It was in the very first panel where Sheri Timmons, from Levi Strauss & Co, stressed the importance of customer engagement through rich content. The key, said Timmons, is “being there when something magical happens or enabling it to happen.” Levi’s music program placed artists in the studio to reinterpret some of their favorite songs – examples can be found here. This resulted in short form web programming in addition to the music itself and as fans get closer to the artists, they get closer to the brand. This idea was echoed in the case study for Cotton in which artists recorded their own version of the famous “Fabric Of Our Lives” lyric associated with the brand. Cotton’s campaign went beyond the free mp3 and extended into web programming and commercials which showed the artist’s in their own environments (their cities, their houses, their lives.) Cotton’s campaign was a success – the site achieved 2.4 Million hits in 3 months with customers actively creating stylebooks that featured the artists (Zooey Deschanel’s had 350,000 users.) Even the Creative Directors’ discussion, which focused primarily on the one-way communication of a 30-second spot, the concept of engagement rang true. As Michael Lee, Executive Creative Director at EURO RSCG said “Music is the single most subjective part of a spot” and indicated that personal taste goes a long way toward engaging (or, conversely, alienating) your customers.

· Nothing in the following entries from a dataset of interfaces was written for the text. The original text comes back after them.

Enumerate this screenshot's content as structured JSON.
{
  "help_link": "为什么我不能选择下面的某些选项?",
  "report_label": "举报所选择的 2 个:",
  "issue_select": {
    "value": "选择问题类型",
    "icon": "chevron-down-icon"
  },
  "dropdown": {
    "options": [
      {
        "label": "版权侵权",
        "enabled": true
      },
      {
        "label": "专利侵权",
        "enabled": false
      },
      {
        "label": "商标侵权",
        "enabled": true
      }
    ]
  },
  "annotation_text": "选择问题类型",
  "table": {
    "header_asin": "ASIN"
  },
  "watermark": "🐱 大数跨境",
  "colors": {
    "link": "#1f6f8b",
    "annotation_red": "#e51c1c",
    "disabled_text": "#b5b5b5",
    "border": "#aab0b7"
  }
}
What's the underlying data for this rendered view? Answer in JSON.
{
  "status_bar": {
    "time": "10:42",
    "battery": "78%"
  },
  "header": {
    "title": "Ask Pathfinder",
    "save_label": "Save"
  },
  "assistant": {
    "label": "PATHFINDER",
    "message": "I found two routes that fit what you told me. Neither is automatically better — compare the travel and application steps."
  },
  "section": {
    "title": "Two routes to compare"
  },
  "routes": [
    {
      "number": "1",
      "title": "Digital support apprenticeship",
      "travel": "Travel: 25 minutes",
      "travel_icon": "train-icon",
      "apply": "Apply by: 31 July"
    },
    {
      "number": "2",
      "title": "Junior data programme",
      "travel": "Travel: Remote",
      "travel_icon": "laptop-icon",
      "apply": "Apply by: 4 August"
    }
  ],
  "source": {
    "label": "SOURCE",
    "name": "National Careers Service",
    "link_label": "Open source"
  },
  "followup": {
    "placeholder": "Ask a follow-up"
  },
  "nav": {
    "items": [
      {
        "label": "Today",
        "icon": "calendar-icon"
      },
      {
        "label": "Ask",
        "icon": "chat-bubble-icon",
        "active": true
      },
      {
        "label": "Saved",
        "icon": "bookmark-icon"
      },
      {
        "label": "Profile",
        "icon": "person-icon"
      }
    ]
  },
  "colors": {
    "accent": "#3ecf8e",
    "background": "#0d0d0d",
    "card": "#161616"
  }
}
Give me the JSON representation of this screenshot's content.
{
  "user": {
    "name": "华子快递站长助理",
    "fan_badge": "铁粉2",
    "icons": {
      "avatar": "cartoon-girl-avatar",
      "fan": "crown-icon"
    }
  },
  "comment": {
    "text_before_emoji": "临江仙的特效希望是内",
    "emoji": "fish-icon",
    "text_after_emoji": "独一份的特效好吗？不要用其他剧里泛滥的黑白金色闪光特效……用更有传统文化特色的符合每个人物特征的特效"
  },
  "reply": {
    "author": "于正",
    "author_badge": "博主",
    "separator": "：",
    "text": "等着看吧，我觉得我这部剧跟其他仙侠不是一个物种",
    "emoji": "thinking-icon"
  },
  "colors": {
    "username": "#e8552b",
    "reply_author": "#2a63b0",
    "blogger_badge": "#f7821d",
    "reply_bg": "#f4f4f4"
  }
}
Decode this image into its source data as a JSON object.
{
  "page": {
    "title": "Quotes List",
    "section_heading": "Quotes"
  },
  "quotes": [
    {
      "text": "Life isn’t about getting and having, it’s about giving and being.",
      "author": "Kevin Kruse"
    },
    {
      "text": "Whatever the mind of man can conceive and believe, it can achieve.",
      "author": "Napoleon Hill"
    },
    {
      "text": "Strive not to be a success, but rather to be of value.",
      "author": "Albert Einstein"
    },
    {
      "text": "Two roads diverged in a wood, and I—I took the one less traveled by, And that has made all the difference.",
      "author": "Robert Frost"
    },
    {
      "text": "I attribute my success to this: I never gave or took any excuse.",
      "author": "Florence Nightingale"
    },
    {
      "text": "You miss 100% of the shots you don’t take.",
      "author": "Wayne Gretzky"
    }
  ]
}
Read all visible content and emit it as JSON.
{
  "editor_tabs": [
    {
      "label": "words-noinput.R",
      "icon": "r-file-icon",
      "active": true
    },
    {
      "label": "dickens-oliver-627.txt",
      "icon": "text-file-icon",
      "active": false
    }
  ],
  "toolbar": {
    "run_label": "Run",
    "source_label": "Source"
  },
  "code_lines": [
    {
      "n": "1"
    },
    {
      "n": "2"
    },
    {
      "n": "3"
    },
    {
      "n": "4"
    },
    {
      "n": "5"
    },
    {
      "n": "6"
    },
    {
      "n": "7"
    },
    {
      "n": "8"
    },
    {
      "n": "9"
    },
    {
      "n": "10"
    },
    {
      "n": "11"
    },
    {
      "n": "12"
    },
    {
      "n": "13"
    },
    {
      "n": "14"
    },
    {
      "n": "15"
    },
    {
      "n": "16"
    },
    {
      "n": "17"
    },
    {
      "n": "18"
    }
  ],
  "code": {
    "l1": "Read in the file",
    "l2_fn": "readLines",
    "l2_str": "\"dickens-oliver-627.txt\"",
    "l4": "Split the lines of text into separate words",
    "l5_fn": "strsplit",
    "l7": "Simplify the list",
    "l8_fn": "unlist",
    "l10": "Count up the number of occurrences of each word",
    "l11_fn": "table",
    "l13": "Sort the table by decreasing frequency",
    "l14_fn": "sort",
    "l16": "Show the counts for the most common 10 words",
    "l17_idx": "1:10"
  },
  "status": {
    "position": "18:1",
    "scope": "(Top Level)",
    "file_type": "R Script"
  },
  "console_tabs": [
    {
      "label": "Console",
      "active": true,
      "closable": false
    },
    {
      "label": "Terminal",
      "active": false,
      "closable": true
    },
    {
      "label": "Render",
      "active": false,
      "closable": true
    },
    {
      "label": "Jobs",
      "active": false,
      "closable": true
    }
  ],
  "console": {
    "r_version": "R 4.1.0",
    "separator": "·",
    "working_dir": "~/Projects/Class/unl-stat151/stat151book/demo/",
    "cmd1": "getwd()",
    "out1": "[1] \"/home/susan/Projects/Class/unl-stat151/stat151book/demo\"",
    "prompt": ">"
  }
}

The notion of “Not Sponsorship, but Partnership” was echoed across many of the panels including the Levi Strauss discussions, the Cotton Case Study, the conversation with EA’s Steve Schnur and, most obviously, in the Lexus Case Study. What made the Lexus scenario so interesting was the artist himself, Ryan Leslie, who seems so far removed from the aloof-artist stereotype that he could have easily been mistaken for a CEO. The delight that Lexus had in working with Ryan was apparent as Ryan brought in not just his music and personality, but creative marketing ideas and a serious digital knowledge base. As Ryan said “I am an artist and artists want to create, it was interesting not to be tied just to a single, but to be involved in all the creative discussions and strategy for Lexus.” Lexus and Leslie’s 360-degree artist-brand partnership was effective: a 216% sales increase and 3.3 Million impressions during the campaign. Kid Rock was another case of deep partnerships in addition to his partnership with Jim Beam, as he is owner, investor, sponsor or just plain spokesman for so many brands, it’s difficult to keep track. His most captivating brand partnerships were the ones in which he has a direct impact on the lives of people in Detroit through job creation at his local brewery and clothing lines.
From the perspective of the content providers, as opposed to the brands and agencies, a somewhat controversial question of the “Free License” was another recurring theme and we understand artists’ and labels’ concerns here. The general consensus was the need to evaluate each opportunity based on the whole experience and not just the financial rewards.
A Twitter-feed ran behind the panel following the tweets related to the conference. Amongst a handful of semi-obnoxious pitches for jobs or “get a free song search now!”, were some really insightful posts which I am including below. You can access the entire Twitter feed here.
Mannix1126 – wonder if BP would have any luck licensing music from artists or companies in this room, where do you draw the line as an artist…
Indiechamp – agency music producers say writing a song for a brand has a low chance of being perfect. just write your music for you and your fans
Finally, as opposed to our fuzzy iPhone shots above, you can see some nice pics of the event here.